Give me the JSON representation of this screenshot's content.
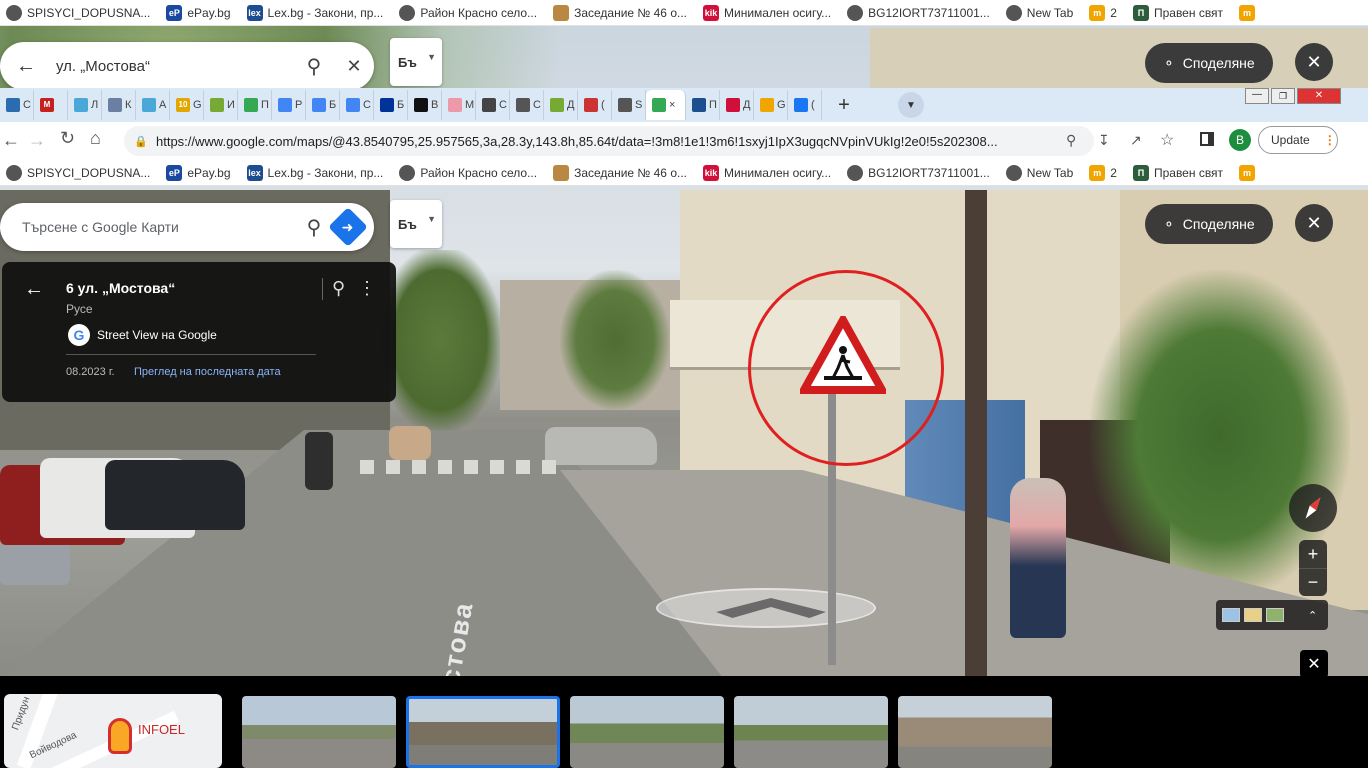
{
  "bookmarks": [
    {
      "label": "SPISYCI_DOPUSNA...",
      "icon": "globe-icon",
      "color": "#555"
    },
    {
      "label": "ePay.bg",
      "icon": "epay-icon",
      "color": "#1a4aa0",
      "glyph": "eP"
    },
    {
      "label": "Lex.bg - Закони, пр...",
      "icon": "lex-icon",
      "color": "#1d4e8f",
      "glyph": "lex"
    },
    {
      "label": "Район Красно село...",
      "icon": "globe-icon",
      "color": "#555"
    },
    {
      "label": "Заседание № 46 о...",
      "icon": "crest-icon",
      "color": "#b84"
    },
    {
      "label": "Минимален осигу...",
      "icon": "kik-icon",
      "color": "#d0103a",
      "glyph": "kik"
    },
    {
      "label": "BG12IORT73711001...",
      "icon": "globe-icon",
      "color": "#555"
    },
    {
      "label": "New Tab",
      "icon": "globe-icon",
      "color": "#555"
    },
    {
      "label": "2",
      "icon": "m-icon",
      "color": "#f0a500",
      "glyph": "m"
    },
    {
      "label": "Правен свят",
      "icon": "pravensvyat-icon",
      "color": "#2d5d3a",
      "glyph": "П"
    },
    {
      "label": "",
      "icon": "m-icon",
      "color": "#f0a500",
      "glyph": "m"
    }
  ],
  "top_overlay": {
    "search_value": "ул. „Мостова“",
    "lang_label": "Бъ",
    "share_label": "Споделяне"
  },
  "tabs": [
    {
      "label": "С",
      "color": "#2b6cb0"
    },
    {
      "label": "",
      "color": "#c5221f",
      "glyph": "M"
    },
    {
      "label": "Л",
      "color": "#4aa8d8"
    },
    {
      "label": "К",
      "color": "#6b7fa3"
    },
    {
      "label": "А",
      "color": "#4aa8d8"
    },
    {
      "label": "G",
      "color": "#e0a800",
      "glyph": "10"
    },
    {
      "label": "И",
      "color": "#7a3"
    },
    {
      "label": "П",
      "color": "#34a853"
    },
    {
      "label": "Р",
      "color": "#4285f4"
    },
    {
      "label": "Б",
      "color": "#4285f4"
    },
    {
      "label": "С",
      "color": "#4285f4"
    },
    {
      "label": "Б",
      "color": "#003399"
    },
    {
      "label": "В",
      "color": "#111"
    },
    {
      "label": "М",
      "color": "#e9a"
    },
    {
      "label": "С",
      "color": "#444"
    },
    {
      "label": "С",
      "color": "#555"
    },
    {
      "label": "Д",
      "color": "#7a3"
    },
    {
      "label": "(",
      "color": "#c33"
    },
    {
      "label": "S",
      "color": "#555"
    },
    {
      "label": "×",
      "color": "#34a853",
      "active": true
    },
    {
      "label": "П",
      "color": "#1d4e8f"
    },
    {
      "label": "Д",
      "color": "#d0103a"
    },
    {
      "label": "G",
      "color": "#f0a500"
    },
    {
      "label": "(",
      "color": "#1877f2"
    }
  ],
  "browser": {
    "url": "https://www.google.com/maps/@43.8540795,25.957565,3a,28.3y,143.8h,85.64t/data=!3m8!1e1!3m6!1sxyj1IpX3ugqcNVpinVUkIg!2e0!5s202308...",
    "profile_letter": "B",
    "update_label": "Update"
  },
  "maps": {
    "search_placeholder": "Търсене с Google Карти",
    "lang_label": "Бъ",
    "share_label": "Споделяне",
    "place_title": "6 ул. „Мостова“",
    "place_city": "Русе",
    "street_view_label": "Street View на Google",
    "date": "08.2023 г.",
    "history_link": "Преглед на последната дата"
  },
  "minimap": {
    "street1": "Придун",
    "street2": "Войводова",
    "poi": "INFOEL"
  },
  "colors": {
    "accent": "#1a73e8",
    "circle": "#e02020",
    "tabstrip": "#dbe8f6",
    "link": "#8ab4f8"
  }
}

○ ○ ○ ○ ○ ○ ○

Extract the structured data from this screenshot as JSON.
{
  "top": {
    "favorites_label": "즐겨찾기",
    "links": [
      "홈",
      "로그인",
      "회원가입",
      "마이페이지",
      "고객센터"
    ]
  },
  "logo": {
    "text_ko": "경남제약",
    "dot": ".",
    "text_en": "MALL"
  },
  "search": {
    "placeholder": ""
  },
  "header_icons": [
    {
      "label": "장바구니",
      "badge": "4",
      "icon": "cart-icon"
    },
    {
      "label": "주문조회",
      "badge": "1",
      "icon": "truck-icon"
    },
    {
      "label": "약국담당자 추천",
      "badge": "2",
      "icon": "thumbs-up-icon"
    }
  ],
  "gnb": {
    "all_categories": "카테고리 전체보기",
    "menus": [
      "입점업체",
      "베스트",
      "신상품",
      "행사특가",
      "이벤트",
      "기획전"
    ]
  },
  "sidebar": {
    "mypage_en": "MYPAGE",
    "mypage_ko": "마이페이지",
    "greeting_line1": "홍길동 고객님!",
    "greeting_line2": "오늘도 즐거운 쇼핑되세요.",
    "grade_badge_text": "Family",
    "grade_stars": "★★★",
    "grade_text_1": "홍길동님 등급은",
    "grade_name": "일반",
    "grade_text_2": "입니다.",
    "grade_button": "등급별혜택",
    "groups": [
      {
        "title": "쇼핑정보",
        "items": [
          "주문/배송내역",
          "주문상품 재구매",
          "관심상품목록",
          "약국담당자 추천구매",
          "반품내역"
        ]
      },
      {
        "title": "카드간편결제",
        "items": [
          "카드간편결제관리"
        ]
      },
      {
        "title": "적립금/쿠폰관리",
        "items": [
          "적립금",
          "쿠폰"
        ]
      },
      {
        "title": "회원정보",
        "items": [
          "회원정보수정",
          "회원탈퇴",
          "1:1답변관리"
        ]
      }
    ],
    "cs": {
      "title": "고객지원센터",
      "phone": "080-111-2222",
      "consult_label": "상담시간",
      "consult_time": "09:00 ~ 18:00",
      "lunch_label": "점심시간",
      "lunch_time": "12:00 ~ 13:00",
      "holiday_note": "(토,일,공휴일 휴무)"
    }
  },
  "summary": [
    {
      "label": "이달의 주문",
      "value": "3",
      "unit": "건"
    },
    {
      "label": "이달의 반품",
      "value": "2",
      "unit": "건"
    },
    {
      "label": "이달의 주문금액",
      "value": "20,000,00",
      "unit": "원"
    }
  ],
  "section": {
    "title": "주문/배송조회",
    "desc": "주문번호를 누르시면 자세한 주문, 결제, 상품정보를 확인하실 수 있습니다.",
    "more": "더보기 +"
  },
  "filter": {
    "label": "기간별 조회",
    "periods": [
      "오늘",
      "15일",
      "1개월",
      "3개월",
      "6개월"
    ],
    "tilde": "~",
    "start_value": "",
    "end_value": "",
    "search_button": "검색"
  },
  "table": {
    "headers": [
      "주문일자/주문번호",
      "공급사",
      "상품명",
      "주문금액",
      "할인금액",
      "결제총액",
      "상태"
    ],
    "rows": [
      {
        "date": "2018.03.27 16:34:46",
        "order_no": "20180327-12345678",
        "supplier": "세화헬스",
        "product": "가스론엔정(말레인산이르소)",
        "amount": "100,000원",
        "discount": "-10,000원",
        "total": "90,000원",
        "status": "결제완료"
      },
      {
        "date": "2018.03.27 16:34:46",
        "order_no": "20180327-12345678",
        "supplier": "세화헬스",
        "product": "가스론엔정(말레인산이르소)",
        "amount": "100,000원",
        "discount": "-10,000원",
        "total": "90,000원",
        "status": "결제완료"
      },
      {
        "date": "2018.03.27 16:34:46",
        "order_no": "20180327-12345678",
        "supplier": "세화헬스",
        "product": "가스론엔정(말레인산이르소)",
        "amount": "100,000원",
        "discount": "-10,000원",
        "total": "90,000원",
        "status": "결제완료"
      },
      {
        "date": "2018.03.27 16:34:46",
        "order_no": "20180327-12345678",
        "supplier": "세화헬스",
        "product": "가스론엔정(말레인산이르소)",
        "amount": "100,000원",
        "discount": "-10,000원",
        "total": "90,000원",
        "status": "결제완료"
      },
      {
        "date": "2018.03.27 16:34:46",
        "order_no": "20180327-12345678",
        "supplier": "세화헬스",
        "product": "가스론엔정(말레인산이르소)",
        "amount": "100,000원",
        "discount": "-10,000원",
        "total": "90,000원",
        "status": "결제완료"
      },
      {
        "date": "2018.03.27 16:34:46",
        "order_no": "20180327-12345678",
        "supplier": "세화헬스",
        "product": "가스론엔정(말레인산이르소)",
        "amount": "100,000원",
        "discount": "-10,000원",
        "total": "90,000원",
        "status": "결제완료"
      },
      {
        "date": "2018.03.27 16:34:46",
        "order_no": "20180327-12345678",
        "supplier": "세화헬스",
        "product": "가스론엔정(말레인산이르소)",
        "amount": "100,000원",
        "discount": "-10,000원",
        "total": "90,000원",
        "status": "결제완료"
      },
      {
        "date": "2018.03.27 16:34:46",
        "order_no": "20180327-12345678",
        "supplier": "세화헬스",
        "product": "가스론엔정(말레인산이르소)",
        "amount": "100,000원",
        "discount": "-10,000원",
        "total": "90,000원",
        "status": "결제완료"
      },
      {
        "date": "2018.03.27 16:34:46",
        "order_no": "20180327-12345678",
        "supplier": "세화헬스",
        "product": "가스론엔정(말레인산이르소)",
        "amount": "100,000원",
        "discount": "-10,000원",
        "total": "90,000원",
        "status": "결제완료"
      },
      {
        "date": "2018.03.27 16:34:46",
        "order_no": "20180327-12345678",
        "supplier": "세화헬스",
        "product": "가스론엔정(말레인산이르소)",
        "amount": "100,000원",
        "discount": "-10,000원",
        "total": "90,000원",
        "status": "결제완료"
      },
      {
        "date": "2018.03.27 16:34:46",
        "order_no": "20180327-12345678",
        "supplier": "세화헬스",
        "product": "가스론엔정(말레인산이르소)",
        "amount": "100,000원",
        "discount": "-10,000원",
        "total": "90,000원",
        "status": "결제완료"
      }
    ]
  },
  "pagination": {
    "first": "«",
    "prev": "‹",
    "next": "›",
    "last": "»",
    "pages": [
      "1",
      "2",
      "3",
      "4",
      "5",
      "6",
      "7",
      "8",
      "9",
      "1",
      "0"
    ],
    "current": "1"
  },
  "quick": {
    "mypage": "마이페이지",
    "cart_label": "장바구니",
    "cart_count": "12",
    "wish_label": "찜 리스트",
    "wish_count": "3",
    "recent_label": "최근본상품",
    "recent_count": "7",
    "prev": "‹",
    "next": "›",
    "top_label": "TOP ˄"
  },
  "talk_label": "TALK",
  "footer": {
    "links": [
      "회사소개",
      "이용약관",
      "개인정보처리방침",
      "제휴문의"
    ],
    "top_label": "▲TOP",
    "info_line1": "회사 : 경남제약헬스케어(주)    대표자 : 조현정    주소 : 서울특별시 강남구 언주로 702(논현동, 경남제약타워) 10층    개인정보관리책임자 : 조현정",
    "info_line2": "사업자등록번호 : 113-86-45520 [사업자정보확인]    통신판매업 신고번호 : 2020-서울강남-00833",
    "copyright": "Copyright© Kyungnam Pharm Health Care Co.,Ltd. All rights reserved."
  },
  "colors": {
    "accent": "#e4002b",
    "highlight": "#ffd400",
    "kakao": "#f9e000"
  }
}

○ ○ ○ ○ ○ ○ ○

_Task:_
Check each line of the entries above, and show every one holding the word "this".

_Completed exercise:_
Give me the JSON representation of this screenshot's content.
Extract the structured data from this screenshot as JSON.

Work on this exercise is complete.